There were sighs all around the room Monday afternoon when the Greene County Council made the decision not to vote on the proposed Innkeeper’s Tax.
Instead, per the request of council president Jerry Frye, the council will discuss the proposed 5 percent Innkeeper’s Tax once again May 14 and the plan is to take a vote June 5.
The discussion about potentially implementing an Innkeeper’s Tax has sparked a lot of excellent conversation, from those for and against. But it’s time for the conversation to be over and make a decision. This isn’t a new conversation. It has been going on for years.
In fact, Greene County Economic Development Director Brianne Jerrels said she brought this proposal before the council in October 2015. Information was presented, discussions took place, and no decisions were made. Aside from one current councilman, newcomer Jonas Uland, this proposal has been on the table for 18 months for members to review.
In the last few months, a local innkeeper, Mark Bartlow, has attended meetings and presented his view against the tax. Between the opponents and the proponents to the tax, a lot of great questions have been asked and answered.
While the plan to present the ordinance for the tax proposal at the March 27 meeting was rescheduled due to lack of a quorum, the council had the current ordinance in hand at the end of March. The council met again on April 10, which included more than an hour and a half of excellent conversation, rehashing of important information, and even some new information.
The council then had another 14 days to consider the information, research and prepare themselves for the vote. They had time to ask questions and give a final look into the information on their own time. Many of the people who had dedicated hours upon hours of their own time came to the meeting Monday expecting answers. But, those answers were postponed.
Councilman Gregg Roudebush asked an important question: “Everybody has had their say. How long are we going to chew on this?”
Apparently, 18 months isn’t long enough.
Councilman Mike Riggleman was adamant the council needs to make a decision -- one way or the other -- because if the tax is passed, a new board will have to be devised and a plan put in place before the tax is implemented at the first of the year.
Kudos to Riggleman for putting his foot down while also complying with other council members’ concerns about needing more time.
“We’ve got two months to put it together. I think that’s a lot of time,” Riggleman said.
Although, Frye’s reaction to his suggestion was one that surprised us.
“Two months? You have less to do than I do if you can do that all in two months,” Frye said.
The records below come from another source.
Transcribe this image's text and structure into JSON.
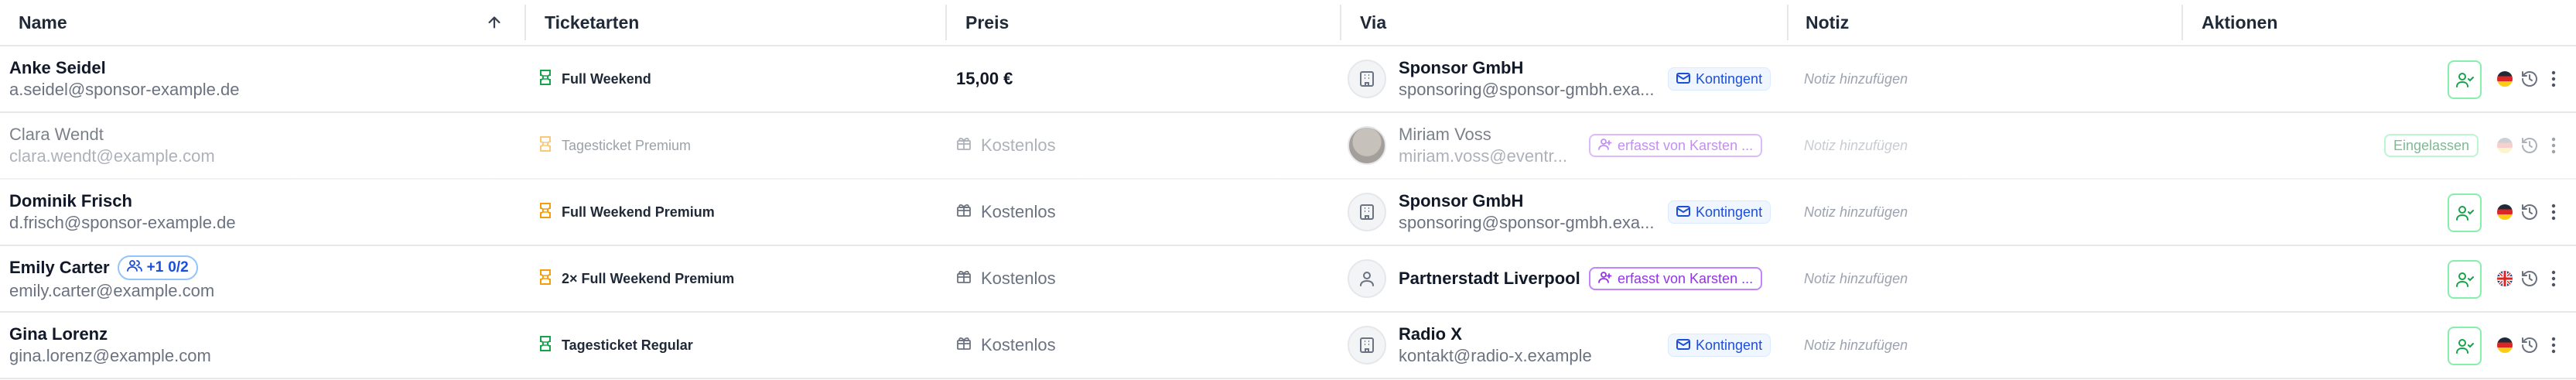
{
  "columns": {
    "name": "Name",
    "tickets": "Ticketarten",
    "price": "Preis",
    "via": "Via",
    "note": "Notiz",
    "actions": "Aktionen"
  },
  "rows": [
    {
      "name": "Anke Seidel",
      "email": "a.seidel@sponsor-example.de",
      "ticket": "Full Weekend",
      "ticket_icon_color": "#16a34a",
      "price": "15,00 €",
      "via_name": "Sponsor GmbH",
      "via_email": "sponsoring@sponsor-gmbh.exa...",
      "via_badge": "Kontingent",
      "note_placeholder": "Notiz hinzufügen"
    },
    {
      "name": "Clara Wendt",
      "email": "clara.wendt@example.com",
      "ticket": "Tagesticket Premium",
      "ticket_icon_color": "#f59e0b",
      "price": "Kostenlos",
      "via_name": "Miriam Voss",
      "via_email": "miriam.voss@eventr...",
      "via_badge": "erfasst von Karsten ...",
      "note_placeholder": "Notiz hinzufügen",
      "status": "Eingelassen"
    },
    {
      "name": "Dominik Frisch",
      "email": "d.frisch@sponsor-example.de",
      "ticket": "Full Weekend Premium",
      "ticket_icon_color": "#f59e0b",
      "price": "Kostenlos",
      "via_name": "Sponsor GmbH",
      "via_email": "sponsoring@sponsor-gmbh.exa...",
      "via_badge": "Kontingent",
      "note_placeholder": "Notiz hinzufügen"
    },
    {
      "name": "Emily Carter",
      "email": "emily.carter@example.com",
      "group_plus": "+1",
      "group_count": "0/2",
      "ticket": "2× Full Weekend Premium",
      "ticket_icon_color": "#f59e0b",
      "price": "Kostenlos",
      "via_name": "Partnerstadt Liverpool",
      "via_badge": "erfasst von Karsten ...",
      "note_placeholder": "Notiz hinzufügen"
    },
    {
      "name": "Gina Lorenz",
      "email": "gina.lorenz@example.com",
      "ticket": "Tagesticket Regular",
      "ticket_icon_color": "#16a34a",
      "price": "Kostenlos",
      "via_name": "Radio X",
      "via_email": "kontakt@radio-x.example",
      "via_badge": "Kontingent",
      "note_placeholder": "Notiz hinzufügen"
    }
  ],
  "icons": {
    "sort": "arrow-up-icon",
    "ticket": "ticket-icon",
    "gift": "gift-icon",
    "building": "building-icon",
    "user": "user-icon",
    "mail": "mail-icon",
    "user_plus": "user-plus-icon",
    "flag_de": "flag-de-icon",
    "flag_gb": "flag-gb-icon",
    "history": "history-icon",
    "more": "more-vertical-icon"
  },
  "colors": {
    "kontingent_bg": "#eff6ff",
    "kontingent_text": "#1d4ed8",
    "erfasst_text": "#9333ea",
    "eingelassen_text": "#15803d",
    "checkin_border": "#86efac"
  }
}
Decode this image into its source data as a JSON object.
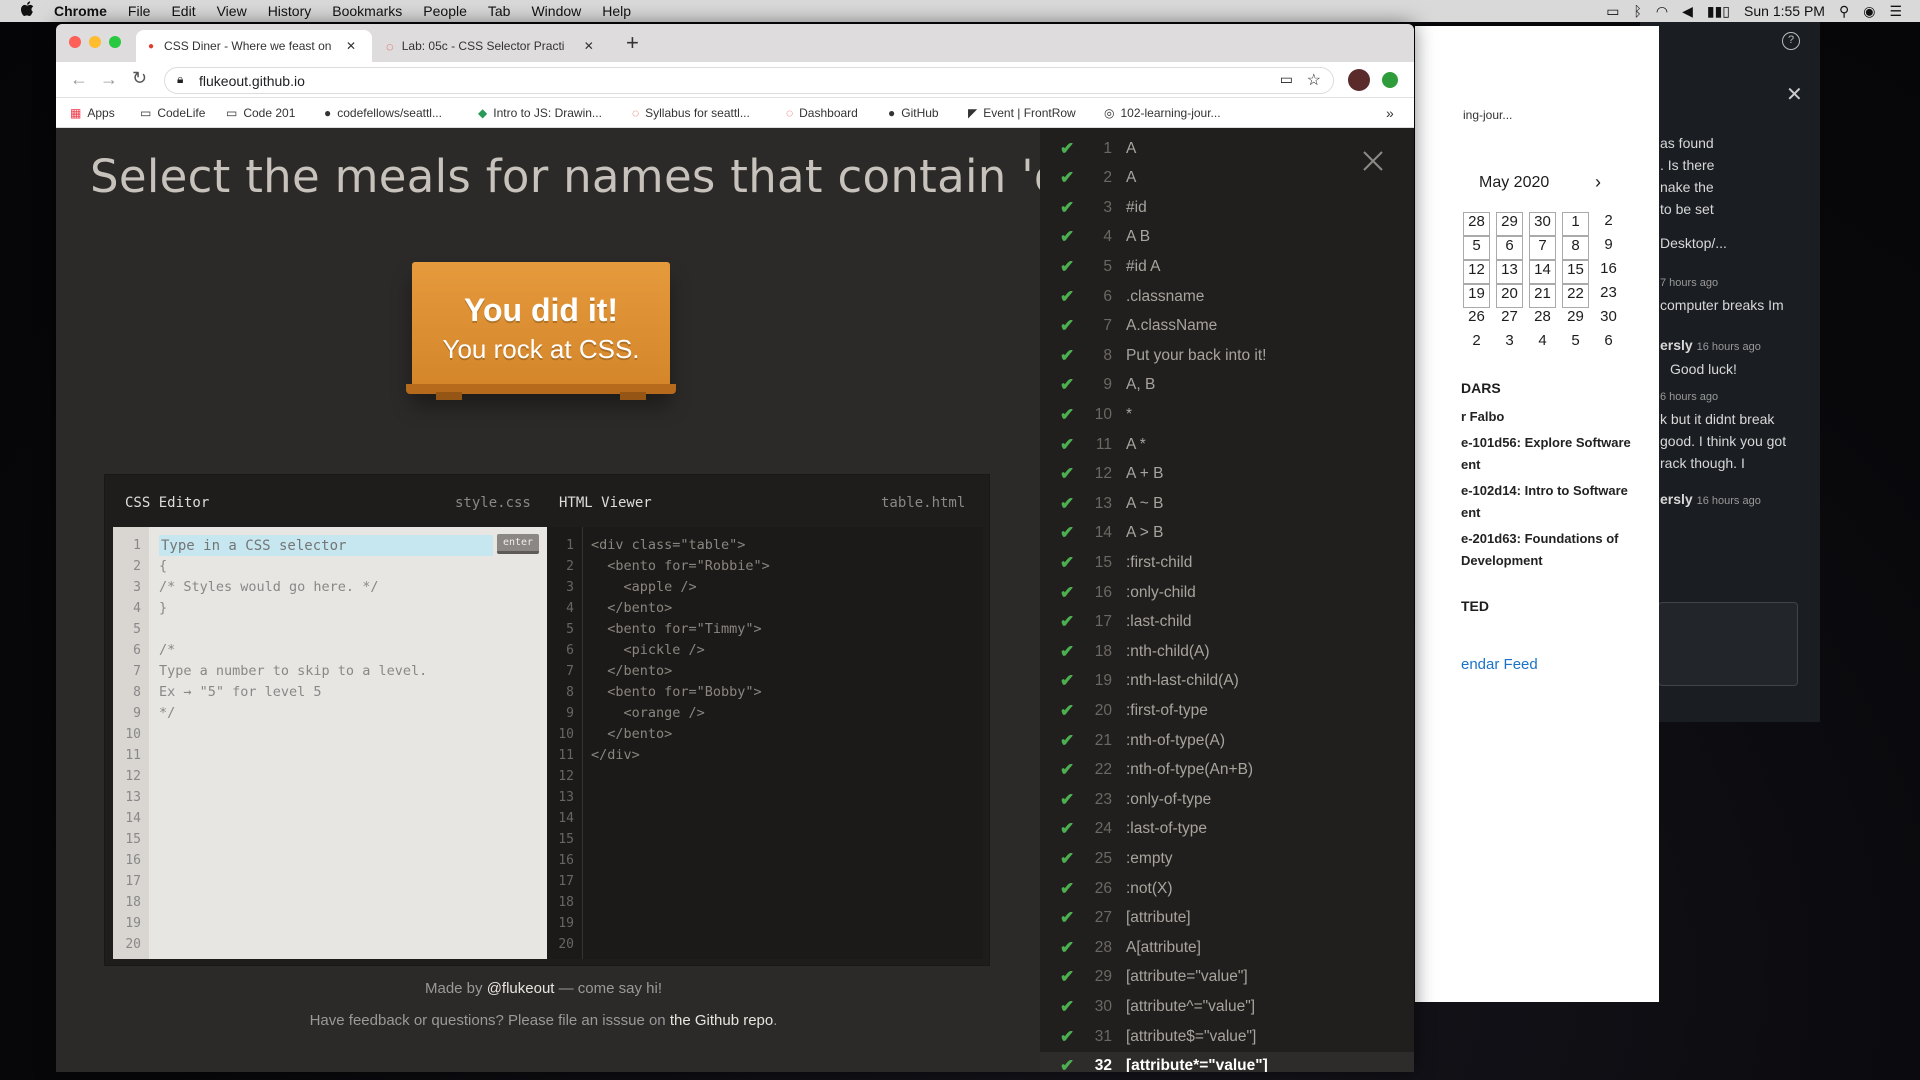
{
  "menubar": {
    "app": "Chrome",
    "items": [
      "File",
      "Edit",
      "View",
      "History",
      "Bookmarks",
      "People",
      "Tab",
      "Window",
      "Help"
    ],
    "clock": "Sun 1:55 PM"
  },
  "tabs": [
    {
      "title": "CSS Diner - Where we feast on",
      "active": true
    },
    {
      "title": "Lab: 05c - CSS Selector Practi",
      "active": false
    }
  ],
  "address": "flukeout.github.io",
  "bookmarks": [
    "Apps",
    "CodeLife",
    "Code 201",
    "codefellows/seattl...",
    "Intro to JS: Drawin...",
    "Syllabus for seattl...",
    "Dashboard",
    "GitHub",
    "Event | FrontRow",
    "102-learning-jour..."
  ],
  "headline": "Select the meals for names that contain 'obb'",
  "success": {
    "line1": "You did it!",
    "line2": "You rock at CSS."
  },
  "editor": {
    "css_title": "CSS Editor",
    "css_file": "style.css",
    "html_title": "HTML Viewer",
    "html_file": "table.html",
    "input_placeholder": "Type in a CSS selector",
    "enter_label": "enter",
    "css_lines": [
      "",
      "{",
      "/* Styles would go here. */",
      "}",
      "",
      "/*",
      "Type a number to skip to a level.",
      "Ex → \"5\" for level 5",
      "*/"
    ],
    "html_lines": [
      "<div class=\"table\">",
      "  <bento for=\"Robbie\">",
      "    <apple />",
      "  </bento>",
      "  <bento for=\"Timmy\">",
      "    <pickle />",
      "  </bento>",
      "  <bento for=\"Bobby\">",
      "    <orange />",
      "  </bento>",
      "</div>"
    ],
    "line_numbers": [
      "1",
      "2",
      "3",
      "4",
      "5",
      "6",
      "7",
      "8",
      "9",
      "10",
      "11",
      "12",
      "13",
      "14",
      "15",
      "16",
      "17",
      "18",
      "19",
      "20"
    ]
  },
  "footer": {
    "made_by_prefix": "Made by ",
    "made_by_link": "@flukeout",
    "made_by_suffix": " — come say hi!",
    "feedback_prefix": "Have feedback or questions? Please file an isssue on ",
    "feedback_link": "the Github repo",
    "feedback_suffix": "."
  },
  "levels": [
    "A",
    "A",
    "#id",
    "A B",
    "#id A",
    ".classname",
    "A.className",
    "Put your back into it!",
    "A, B",
    "*",
    "A *",
    "A + B",
    "A ~ B",
    "A > B",
    ":first-child",
    ":only-child",
    ":last-child",
    ":nth-child(A)",
    ":nth-last-child(A)",
    ":first-of-type",
    ":nth-of-type(A)",
    ":nth-of-type(An+B)",
    ":only-of-type",
    ":last-of-type",
    ":empty",
    ":not(X)",
    "[attribute]",
    "A[attribute]",
    "[attribute=\"value\"]",
    "[attribute^=\"value\"]",
    "[attribute$=\"value\"]",
    "[attribute*=\"value\"]"
  ],
  "current_level": 32,
  "calendar": {
    "month": "May 2020",
    "rows": [
      [
        "28",
        "29",
        "30",
        "1",
        "2"
      ],
      [
        "5",
        "6",
        "7",
        "8",
        "9"
      ],
      [
        "12",
        "13",
        "14",
        "15",
        "16"
      ],
      [
        "19",
        "20",
        "21",
        "22",
        "23"
      ],
      [
        "26",
        "27",
        "28",
        "29",
        "30"
      ],
      [
        "2",
        "3",
        "4",
        "5",
        "6"
      ]
    ],
    "section": "DARS",
    "entries": [
      "r Falbo",
      "e-101d56: Explore Software",
      "ent",
      "e-102d14: Intro to Software",
      "ent",
      "e-201d63: Foundations of",
      "Development"
    ],
    "section2": "TED",
    "feed_link": "endar Feed",
    "bookmark_frag": "ing-jour..."
  },
  "slack": {
    "lines": [
      "as found",
      ". Is there",
      "nake the",
      "to be set",
      "Desktop/...",
      "7 hours ago",
      "computer breaks Im",
      "ersly",
      "16 hours ago",
      "Good luck!",
      "6 hours ago",
      "k but it didnt break",
      "good. I think you got",
      "rack though. I",
      "ersly",
      "16 hours ago"
    ]
  }
}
Taking the time to consider a big change, which will affect so many people, is important. But there is a time for talking and there is a time for action. It is tempting to want to play devil’s advocate and not hurt the feelings of one side or the other, but the job of our county leaders is to act in the best interest of our county.
This need for action does not stop at our county level. We’ve seen a need for action put off at the state and national levels. Our leaders need to lead. We need you to make the decisions, which will drive us into a successful future, filled with hope for our children and the generations after.